Comparing the treatment of prisoners in Norway and the US

If I was teaching Intro to Sociology right now, the stories about Norway’s treatment of prisoners presents a fascinating contrast with the United States:

Norway “takes the mantra of rehabilitation to an extreme,” Foreign Policy’s Robert Zeliger explains. “The Norwegian prison system takes seriously the philosophy that inmates should be treated as humanely as possible and that jail sentences should be seen less as punishment than as an opportunity to reintegrate troubled people back into society.”

Norwegians tend to see “acts of extreme violence … as aberrant events, not symptoms of national decay,” Time Magazine’s William Lee Adams reported last year. Norwegian prison guards undergo two years of training, “don’t carry guns … and call prisoners by their first names and play sports and eat meals with them,” Adams reported.

That approach — and its underlying premise that people who commit crimes are troubled who should be given a second chance and prepared to live again amongst society — can perhaps be credited with Norway’s extremely low prison-recidivism rate—only about 20 percent of those imprisoned in Norway commit a repeat crime that sends them back to prison. Recidivism figures in the United States and the United Kingdom, by contrast, are much higher– 50 to 60 percent, Time reported.

Indeed, Norway, a country of 5 million people, only has about 3,300 prison inmates, according to Time. That gives Norway a ratio of prison inmates to the country’s overall population roughly ten times lower than that of the United States.

Since the figures in this story suggest Norway’s system works (fewer prisoners return to prison, saving money down the road and improving society), why doesn’t the United States pursue similar policies? Here are a few possible reasons:

1. The United States is not as innocent. Perhaps this could be tied to the violent American culture and history.

2. The United States has a lot more people than Norway. It could be more difficult to maintain order with more than 300 million people than just under 5 million people.

3. The United States has a wider gap, wealth and status, between different groups, leading to more violence and more repression.

4. The United States is more individualistic and therefore puts more emphasis on punishment rather than restoring someone back to society.

Put together, these reasons suggest a significantly different cultural outlook between these two nations: one wants to lock up prisoners and throw away the key while the other has only a 21-year maximum sentence and wants to restore prisoners to society. Such cultural perspectives are not easy to change. Think of how US politicians are punished by pundits and voters if they happen to release a prisoner who then goes on commit futher crimes.

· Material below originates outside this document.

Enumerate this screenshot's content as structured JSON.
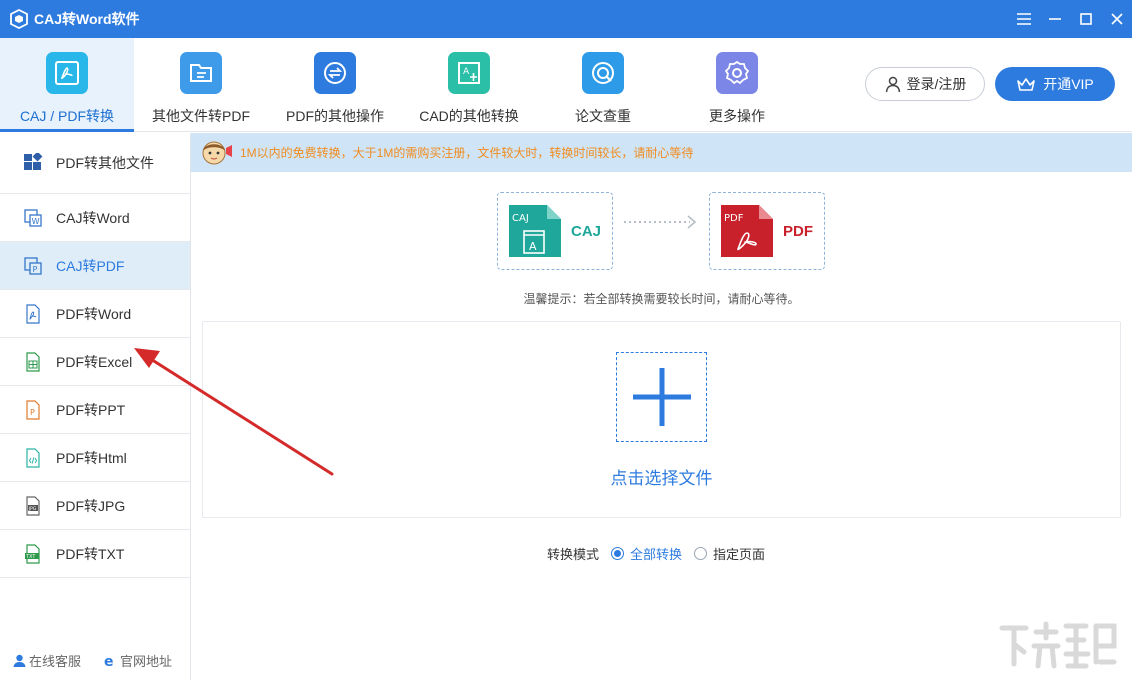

But perhaps the pragmatic nature of budget deficits might push some more US groups to advocate for rehabilitation over retribution?

(For a more detailed description of a low-security Norwegian prison, read this.)